Information supplied:
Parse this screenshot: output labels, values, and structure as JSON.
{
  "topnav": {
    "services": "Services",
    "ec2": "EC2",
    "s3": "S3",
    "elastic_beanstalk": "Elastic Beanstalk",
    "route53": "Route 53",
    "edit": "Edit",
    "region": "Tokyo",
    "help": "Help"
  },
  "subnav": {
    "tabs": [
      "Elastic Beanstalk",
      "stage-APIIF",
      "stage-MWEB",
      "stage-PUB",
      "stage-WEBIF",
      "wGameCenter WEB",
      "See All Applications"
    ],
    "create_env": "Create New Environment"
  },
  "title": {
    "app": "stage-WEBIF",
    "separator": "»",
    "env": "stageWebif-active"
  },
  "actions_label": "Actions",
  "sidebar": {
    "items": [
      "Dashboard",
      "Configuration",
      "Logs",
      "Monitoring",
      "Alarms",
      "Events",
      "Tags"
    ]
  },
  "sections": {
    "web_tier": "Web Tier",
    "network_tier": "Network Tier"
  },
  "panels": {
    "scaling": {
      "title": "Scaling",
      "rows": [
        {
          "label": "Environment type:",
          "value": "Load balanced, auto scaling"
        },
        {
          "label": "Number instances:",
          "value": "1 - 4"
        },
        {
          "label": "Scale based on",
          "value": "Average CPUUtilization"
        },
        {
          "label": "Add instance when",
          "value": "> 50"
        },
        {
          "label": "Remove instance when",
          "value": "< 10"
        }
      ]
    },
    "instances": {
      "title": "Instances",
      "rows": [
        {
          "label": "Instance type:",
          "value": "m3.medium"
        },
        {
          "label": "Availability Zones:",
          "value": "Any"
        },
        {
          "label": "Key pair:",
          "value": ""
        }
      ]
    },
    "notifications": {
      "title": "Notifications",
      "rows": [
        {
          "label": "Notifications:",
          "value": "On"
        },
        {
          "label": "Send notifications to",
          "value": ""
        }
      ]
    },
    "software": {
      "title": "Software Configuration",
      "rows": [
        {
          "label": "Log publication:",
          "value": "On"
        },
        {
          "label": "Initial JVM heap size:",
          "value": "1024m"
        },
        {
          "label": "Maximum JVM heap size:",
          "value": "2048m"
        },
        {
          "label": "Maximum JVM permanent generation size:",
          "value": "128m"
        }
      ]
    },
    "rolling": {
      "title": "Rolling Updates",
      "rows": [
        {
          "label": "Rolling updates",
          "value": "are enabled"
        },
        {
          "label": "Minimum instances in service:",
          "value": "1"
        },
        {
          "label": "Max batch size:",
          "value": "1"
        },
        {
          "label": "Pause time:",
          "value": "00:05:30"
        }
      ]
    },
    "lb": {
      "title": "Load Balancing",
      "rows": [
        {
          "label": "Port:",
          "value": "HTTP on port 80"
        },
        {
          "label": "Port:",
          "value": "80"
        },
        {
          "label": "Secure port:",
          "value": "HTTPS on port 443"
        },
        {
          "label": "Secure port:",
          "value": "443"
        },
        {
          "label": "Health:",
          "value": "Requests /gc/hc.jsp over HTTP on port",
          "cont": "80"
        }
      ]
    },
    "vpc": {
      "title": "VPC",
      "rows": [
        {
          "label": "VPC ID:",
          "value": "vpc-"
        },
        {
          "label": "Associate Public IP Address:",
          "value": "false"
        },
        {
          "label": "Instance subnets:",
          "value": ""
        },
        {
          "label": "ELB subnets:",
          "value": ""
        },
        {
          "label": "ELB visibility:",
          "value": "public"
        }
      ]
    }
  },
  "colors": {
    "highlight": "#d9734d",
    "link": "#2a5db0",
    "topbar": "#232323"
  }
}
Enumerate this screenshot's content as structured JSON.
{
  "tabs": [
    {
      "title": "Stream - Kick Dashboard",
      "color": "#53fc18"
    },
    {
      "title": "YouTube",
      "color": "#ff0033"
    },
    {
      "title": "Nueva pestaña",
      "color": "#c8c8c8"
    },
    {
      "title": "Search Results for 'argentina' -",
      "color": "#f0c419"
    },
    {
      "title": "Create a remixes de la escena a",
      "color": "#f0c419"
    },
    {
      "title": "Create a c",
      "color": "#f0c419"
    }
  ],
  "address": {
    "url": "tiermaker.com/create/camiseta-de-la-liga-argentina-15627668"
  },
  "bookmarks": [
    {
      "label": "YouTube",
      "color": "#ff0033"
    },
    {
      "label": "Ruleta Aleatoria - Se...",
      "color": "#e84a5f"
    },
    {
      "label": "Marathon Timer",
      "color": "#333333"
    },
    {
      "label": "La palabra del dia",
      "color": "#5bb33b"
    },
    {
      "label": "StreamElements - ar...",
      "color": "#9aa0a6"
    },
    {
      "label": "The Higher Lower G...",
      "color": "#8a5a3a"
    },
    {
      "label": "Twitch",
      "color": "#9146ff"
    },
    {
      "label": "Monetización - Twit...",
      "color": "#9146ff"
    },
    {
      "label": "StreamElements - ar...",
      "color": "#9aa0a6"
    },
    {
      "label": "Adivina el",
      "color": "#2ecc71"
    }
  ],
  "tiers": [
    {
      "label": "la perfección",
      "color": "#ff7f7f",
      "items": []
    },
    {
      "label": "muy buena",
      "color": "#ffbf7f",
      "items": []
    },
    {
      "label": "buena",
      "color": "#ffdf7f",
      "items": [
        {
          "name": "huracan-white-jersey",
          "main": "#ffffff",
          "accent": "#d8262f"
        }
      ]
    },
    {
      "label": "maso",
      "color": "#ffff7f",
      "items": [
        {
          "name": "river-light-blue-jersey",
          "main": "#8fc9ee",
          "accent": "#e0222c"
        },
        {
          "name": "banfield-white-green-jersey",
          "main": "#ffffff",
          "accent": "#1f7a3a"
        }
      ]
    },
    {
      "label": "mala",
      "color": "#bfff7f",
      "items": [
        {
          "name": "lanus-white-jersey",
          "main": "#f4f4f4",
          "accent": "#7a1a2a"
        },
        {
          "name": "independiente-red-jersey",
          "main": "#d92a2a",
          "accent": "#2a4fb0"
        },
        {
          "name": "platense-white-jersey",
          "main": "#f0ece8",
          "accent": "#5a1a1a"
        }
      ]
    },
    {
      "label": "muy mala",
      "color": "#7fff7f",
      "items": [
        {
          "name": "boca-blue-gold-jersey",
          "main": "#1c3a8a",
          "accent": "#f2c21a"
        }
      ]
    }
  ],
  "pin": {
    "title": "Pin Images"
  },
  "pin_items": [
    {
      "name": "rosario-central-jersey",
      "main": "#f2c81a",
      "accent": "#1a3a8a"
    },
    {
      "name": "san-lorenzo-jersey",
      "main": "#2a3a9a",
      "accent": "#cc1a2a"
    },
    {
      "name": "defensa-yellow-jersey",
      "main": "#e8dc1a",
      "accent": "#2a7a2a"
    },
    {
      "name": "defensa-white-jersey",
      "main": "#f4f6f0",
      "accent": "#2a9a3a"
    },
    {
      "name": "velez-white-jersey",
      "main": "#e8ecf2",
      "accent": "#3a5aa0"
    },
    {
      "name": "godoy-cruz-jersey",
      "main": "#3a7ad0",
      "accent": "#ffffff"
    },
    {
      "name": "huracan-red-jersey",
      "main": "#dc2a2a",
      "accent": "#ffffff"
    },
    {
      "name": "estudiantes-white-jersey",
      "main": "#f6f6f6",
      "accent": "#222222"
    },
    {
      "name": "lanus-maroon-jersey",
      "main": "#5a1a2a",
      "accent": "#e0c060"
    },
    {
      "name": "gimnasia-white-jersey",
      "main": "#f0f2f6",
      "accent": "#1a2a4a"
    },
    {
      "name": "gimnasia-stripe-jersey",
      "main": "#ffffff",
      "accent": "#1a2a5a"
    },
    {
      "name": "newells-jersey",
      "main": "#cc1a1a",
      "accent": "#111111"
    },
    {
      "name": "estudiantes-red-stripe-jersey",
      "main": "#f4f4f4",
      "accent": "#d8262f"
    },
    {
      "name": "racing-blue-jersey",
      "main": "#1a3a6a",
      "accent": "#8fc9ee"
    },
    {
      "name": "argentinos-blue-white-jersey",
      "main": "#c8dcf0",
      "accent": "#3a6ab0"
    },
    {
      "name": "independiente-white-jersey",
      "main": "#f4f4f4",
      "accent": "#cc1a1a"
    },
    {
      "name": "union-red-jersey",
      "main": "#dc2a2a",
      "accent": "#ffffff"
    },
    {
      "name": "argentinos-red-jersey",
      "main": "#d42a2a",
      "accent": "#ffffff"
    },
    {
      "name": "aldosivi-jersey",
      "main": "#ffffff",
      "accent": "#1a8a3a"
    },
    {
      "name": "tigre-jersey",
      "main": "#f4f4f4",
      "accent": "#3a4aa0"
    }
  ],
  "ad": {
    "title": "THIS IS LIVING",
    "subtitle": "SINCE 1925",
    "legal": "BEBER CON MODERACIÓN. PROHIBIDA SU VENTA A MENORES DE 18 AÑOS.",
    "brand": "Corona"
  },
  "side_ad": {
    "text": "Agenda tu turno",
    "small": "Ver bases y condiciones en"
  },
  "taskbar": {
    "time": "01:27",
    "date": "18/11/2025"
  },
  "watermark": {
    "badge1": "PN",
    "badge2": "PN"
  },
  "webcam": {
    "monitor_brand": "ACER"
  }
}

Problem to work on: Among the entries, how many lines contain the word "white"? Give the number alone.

Finished task: 10